Because of Covid 19 and the “Stay at Home” orders, more of us are at home than ever before. This means we are available to answer the phone from more SCAM ARTISTS. A very clever credit card scam is now hitting the elderly and our CV neighbors should be aware of it. I suspect I could have fallen for it if not forewarned “Beware of STRANGERS bearing gifts” per Shakespeare's missive.
The scam goes like this....a victim gets a phone call from someone saying that he was from some outfit called: "Express Couriers." (The name could be any courier company). The courier asks if the victim was going to be home in an hour because there was a package for the victim that required a signature. The caller said that the delivery would arrive at the victim’s home in roughly an hour.
As promised, about an hour later, a uniformed delivery man turned up with a beautiful basket of flowers and a bottle of wine. The victim was very surprised since there was no special occasion or holiday, and she certainly didn't expect anything like it. The victim was intrigued and asked who the sender was. The courier replied, "I don't know, I'm only delivering the package."
I did something similar when I was a young law clerk and the firm was trying to serve the head of the John Birch Society. No one had been able to serve him in the Pasadena area. I said I would do it. I put the court papers in a manila envelope and prepared a label with an incorrect address, similar to the one to which I was going to drive. I was about 21 and didn’t look like a threat as I was on my way to the USC Law Library.
I knocked on the door and a male answered, asking who was it? I said my name is not important, but this envelope was delivered by accident to my grandmothers address a block or so away.

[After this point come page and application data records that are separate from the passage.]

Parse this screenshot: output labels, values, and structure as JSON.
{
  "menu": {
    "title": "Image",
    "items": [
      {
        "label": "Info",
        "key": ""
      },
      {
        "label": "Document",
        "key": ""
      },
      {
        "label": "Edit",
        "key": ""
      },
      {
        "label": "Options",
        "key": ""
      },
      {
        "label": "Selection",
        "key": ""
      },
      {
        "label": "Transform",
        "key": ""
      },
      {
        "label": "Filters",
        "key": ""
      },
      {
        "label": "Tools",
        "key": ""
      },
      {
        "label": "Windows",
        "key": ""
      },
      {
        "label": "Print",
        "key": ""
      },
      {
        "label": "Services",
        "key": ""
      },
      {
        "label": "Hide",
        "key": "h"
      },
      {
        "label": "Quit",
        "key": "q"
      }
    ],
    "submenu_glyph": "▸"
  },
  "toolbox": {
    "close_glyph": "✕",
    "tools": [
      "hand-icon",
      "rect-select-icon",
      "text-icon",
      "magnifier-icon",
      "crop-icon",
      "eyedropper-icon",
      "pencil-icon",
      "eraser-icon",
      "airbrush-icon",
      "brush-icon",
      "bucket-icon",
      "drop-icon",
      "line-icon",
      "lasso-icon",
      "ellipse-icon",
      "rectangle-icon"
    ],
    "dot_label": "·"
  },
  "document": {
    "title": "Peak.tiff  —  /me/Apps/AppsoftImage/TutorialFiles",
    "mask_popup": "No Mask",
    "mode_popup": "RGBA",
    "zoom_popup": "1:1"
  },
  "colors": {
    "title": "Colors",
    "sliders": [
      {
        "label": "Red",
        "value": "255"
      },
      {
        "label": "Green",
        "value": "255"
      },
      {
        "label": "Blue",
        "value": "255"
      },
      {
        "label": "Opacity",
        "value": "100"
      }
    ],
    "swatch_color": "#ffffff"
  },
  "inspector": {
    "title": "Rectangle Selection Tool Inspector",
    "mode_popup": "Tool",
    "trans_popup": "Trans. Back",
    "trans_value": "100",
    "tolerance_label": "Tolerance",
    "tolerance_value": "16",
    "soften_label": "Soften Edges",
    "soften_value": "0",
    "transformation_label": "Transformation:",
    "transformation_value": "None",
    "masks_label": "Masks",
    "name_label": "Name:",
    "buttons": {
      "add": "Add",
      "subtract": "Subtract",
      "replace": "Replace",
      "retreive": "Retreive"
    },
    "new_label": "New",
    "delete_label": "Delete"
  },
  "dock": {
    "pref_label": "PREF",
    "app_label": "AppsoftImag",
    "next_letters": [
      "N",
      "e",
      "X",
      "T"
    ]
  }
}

I told him everyone knew his name and address because he was a VIP. She asked me to give it to you in person and not leave on the porch.
He asked what is it about, as he cracked the screen open. I said I don’t know, I’ll open it for you. When I pulled out the blue-backed papers, used for court documents at the time, he tried to close the screen door. However, I threw it inside and said you have been served!
In the above scam, a card was apparently being sent separately... (the card has never arrived!). There was also a consignment note with the gift. The courier then went on to explain that because the gift contained alcohol, there was a small "delivery/ verification charge". The charge was to provide proof that the courier had actually delivered the package to an adult (of legal drinking age), and not just left it on the doorstep where it could be stolen or taken by anyone, especially a minor.
I think you will agree that this sounded logical, and the victim offered to pay him cash. The courier then said that the delivery company required payment to be by credit or debit card only. It was explained that then everything is properly accounted for, and this would help in keeping a legal record of the transaction.
The courier added that couriers don't carry cash to avoid a loss or be likely targets for robbery. The victim then pulled out a credit card, and 'John,' the "delivery man," asked him to swipe the card on a small mobile card machine with a small screen and keypad. The victim was asked to enter his PIN number and a receipt was printed out. He was given a copy of the transaction. The guy said everything was in order, and wished the victims a good day.
To their horrible surprise, in the next few days, $8,000 had been charged/withdrawn, from their credit/debit account at various ATM machines. Apparently the "mobile credit card machine," which the deliveryman carried now had all the info necessary to create a "dummy" card with all their card details, including the PIN number.
When they learned about the illegal transactions on their card, they immediately notified the bank which issued them a new card, and their credit/debit account was closed. They contacted the Police, where it was confirmed that it was definitely a scam because several households had been similarly hit.
WARNING: Be wary of accepting any "surprise gift or package," which you neither expected nor personally ordered, especially if it involves any kind of payment as a condition of receiving the gift or package. Also, never accept anything if you do not personally know or there is no proper identification as to the sender. Above all, the only time you should give out any personal credit/debit card information is when you yourself initiated the purchase or transaction!
You should also be aware that the IRS does not call. If you get a call from them HANG UP. It is a scam. In addition, a public warning has been issued about phony contact tracers who pretend they are gathering information about COVID-19 cases and ask for money and sensitive information.
Criminals involved in the Contact Tracing Scam request Social Security numbers, financial information, money, immigration status, and other sensitive information not required for authentic contact tracing, according to the District Attorney's Office. Criminals involved in the Contact Tracing Scam often request your Social Security numbers, financial information, money, immigration status, and other sensitive information, not required for authentic contact tracing.
Victims have been contacted through telephone calls, text messages, and email. If this happens to you, contact your local health department to verify if contacts are valid.
PLEASE Pass this on, it may just prevent someone else from being swindled.